• Work item: Lines below containing the word "true" should be copied out.

======== Information shown ========

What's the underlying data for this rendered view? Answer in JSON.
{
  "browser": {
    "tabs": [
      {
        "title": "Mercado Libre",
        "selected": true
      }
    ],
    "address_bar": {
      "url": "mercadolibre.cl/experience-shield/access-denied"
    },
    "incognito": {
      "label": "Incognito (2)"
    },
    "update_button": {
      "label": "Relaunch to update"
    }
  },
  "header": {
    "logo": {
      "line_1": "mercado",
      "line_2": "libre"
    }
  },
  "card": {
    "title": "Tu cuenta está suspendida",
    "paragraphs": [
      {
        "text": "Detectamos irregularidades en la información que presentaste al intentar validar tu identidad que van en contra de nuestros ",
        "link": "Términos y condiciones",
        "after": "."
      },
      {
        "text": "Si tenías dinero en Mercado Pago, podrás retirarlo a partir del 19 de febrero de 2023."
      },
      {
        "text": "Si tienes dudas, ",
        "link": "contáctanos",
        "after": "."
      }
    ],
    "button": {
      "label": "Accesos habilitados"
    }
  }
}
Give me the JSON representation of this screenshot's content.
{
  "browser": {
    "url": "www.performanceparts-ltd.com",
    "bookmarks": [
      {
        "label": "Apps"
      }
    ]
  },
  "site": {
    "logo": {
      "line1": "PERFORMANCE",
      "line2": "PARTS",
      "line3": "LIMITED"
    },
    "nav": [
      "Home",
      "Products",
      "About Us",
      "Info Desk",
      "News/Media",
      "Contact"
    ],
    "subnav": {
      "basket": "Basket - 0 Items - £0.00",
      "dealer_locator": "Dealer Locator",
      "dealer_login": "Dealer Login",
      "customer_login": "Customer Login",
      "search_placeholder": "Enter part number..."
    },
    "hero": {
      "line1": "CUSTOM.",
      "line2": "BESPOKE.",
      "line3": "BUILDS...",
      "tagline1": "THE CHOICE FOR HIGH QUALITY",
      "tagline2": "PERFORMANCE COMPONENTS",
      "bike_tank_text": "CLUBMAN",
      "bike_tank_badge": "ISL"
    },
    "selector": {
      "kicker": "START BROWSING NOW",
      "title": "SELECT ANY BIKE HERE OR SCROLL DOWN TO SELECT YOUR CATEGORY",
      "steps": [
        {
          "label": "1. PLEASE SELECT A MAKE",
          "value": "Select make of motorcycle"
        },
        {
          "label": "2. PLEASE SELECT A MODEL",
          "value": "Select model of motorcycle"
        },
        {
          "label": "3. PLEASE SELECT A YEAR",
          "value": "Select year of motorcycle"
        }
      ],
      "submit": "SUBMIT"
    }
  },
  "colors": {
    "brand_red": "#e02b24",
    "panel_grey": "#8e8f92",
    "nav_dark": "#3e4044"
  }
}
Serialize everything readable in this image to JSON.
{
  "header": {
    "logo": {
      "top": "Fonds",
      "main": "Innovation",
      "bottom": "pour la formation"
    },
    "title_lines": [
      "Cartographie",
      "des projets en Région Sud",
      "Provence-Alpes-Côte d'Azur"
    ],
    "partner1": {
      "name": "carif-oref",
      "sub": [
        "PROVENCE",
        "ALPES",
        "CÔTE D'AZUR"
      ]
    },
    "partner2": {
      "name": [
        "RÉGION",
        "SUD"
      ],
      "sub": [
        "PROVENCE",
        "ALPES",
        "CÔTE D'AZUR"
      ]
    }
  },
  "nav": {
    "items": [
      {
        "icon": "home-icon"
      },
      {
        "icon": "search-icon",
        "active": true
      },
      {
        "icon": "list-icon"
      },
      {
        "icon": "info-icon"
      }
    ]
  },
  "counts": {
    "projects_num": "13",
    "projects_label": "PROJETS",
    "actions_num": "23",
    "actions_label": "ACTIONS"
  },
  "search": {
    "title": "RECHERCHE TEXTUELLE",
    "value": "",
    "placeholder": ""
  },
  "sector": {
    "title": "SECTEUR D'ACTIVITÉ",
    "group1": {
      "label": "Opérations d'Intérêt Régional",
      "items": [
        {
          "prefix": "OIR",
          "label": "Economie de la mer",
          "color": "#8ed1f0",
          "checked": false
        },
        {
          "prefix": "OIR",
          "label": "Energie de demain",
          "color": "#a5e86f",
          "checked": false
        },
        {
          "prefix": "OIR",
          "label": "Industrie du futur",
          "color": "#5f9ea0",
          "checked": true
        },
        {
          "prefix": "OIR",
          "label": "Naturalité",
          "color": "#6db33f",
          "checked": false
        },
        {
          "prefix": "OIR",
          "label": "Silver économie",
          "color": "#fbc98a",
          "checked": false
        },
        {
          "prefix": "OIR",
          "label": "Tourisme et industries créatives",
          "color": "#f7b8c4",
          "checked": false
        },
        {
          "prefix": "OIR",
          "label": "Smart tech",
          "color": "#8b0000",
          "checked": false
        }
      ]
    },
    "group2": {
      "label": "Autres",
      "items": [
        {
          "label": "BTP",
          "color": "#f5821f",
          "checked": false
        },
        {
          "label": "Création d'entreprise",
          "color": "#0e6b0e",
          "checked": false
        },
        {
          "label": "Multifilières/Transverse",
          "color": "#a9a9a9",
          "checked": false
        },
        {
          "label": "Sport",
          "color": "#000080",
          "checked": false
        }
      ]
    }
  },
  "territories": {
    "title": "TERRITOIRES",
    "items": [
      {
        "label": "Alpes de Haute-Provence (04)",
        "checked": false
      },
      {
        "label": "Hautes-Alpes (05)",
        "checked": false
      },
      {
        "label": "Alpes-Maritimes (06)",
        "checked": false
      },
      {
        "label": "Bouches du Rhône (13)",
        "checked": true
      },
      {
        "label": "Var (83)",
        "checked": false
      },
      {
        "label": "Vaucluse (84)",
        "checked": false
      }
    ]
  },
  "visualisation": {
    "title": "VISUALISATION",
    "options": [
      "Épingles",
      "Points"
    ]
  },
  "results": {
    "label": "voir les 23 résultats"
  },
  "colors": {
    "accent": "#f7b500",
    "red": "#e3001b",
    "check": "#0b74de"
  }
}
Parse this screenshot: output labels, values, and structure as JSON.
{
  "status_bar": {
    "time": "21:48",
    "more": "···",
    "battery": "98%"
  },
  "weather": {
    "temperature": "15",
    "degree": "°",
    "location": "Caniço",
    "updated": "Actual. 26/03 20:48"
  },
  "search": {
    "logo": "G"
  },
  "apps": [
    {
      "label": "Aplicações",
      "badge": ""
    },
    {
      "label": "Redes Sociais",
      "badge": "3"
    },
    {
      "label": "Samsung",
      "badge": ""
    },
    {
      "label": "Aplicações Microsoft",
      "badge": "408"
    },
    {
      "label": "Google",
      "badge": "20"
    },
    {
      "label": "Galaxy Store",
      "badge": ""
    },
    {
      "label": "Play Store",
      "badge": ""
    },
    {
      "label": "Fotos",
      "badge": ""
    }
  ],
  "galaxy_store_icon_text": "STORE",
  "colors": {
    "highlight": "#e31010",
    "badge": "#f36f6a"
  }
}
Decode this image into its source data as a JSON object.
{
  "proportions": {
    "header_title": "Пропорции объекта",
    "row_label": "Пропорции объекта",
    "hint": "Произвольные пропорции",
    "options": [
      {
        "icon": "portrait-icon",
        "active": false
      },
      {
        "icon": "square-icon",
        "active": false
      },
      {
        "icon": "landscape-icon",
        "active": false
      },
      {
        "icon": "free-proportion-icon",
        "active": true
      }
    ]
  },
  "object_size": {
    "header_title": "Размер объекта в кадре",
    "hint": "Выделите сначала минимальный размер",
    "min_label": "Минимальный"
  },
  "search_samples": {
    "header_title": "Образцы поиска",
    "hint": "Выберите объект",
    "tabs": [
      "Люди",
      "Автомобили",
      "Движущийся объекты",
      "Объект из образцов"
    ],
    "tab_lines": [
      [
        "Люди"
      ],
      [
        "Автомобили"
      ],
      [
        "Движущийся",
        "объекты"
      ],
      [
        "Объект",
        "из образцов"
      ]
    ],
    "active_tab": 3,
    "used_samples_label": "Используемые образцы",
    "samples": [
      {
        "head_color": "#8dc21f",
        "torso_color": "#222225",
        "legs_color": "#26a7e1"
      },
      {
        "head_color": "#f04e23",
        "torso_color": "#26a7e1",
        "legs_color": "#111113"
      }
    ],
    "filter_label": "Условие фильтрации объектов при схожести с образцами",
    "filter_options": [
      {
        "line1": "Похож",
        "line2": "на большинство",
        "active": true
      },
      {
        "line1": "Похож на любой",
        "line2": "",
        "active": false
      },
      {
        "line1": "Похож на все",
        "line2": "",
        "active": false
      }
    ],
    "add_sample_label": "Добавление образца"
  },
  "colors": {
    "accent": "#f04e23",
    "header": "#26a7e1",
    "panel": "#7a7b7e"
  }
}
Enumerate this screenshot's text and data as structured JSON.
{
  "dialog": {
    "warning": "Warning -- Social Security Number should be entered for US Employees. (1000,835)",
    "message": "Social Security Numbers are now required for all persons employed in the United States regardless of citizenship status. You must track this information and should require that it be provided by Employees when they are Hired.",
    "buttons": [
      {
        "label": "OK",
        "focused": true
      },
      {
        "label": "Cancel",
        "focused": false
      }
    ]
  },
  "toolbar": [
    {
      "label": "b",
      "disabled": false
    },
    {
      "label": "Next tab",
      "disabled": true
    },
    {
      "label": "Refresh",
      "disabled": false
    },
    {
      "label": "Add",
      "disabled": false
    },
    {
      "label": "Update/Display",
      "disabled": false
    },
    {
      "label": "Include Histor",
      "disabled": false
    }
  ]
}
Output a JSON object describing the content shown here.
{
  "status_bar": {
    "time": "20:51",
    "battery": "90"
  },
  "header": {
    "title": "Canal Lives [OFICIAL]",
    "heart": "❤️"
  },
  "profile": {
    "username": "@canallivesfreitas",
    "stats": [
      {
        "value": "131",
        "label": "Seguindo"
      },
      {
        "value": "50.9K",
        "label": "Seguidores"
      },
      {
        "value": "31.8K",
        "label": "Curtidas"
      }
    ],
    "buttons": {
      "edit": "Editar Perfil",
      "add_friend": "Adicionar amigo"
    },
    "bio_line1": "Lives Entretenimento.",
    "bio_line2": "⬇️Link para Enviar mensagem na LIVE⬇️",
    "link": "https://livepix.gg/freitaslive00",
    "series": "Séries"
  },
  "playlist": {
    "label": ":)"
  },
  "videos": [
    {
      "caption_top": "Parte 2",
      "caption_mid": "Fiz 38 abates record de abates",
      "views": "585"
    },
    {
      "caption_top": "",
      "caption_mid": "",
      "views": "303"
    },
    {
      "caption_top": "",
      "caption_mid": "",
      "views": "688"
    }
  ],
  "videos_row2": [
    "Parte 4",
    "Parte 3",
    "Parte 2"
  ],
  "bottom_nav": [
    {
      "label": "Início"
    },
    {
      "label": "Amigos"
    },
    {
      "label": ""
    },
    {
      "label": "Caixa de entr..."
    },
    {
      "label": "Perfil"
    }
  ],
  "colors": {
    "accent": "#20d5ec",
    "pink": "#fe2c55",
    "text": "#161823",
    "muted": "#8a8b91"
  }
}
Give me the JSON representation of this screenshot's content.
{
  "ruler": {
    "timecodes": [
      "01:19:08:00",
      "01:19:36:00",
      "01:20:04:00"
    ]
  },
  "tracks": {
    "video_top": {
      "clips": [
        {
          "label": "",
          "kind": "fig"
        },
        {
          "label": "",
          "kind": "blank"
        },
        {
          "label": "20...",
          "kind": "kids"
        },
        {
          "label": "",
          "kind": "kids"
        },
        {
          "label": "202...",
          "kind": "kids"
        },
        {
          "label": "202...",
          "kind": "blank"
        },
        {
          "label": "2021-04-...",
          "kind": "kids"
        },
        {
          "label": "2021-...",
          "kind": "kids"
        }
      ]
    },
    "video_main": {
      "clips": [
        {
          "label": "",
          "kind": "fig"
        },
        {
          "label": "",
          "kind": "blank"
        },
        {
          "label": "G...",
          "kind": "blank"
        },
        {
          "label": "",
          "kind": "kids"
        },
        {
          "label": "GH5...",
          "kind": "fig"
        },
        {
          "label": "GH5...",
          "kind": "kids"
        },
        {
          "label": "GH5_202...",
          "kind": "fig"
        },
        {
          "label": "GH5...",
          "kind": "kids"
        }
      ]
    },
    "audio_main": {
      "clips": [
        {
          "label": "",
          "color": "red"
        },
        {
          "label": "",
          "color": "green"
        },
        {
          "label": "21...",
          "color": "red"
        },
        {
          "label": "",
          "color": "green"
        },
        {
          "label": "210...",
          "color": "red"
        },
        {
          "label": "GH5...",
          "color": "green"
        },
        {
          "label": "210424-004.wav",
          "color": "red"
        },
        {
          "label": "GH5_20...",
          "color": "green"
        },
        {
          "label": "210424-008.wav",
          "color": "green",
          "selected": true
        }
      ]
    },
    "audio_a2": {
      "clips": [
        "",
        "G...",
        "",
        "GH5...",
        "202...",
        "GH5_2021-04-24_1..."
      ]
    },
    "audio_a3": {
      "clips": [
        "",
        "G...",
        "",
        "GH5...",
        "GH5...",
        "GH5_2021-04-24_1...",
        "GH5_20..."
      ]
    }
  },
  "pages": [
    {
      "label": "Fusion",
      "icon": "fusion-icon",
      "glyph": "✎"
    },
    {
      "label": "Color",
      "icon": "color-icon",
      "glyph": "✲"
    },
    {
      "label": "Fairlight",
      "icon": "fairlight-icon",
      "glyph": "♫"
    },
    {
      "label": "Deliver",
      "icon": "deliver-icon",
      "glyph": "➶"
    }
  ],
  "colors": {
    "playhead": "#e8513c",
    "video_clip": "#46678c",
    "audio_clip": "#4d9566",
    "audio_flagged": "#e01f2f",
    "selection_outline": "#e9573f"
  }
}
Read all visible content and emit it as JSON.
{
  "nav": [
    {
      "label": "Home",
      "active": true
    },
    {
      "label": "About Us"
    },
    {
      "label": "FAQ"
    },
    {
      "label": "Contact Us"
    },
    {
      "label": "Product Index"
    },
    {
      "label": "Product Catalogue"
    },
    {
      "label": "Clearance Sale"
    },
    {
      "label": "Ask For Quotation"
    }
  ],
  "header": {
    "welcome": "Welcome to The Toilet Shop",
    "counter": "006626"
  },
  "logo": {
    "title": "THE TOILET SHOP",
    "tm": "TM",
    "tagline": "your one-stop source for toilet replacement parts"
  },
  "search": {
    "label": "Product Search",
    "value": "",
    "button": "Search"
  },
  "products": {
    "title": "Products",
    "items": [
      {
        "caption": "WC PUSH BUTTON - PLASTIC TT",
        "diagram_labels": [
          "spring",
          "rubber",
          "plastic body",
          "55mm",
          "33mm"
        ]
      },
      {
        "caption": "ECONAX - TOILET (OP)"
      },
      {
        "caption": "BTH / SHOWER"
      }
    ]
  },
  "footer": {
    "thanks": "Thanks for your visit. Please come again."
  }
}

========

• Output below:
        "selected": true
        "active": true
          "checked": true
        "checked": true
        "active": true
        "active": true
        "focused": true
      "disabled": true
          "selected": true
      "active": true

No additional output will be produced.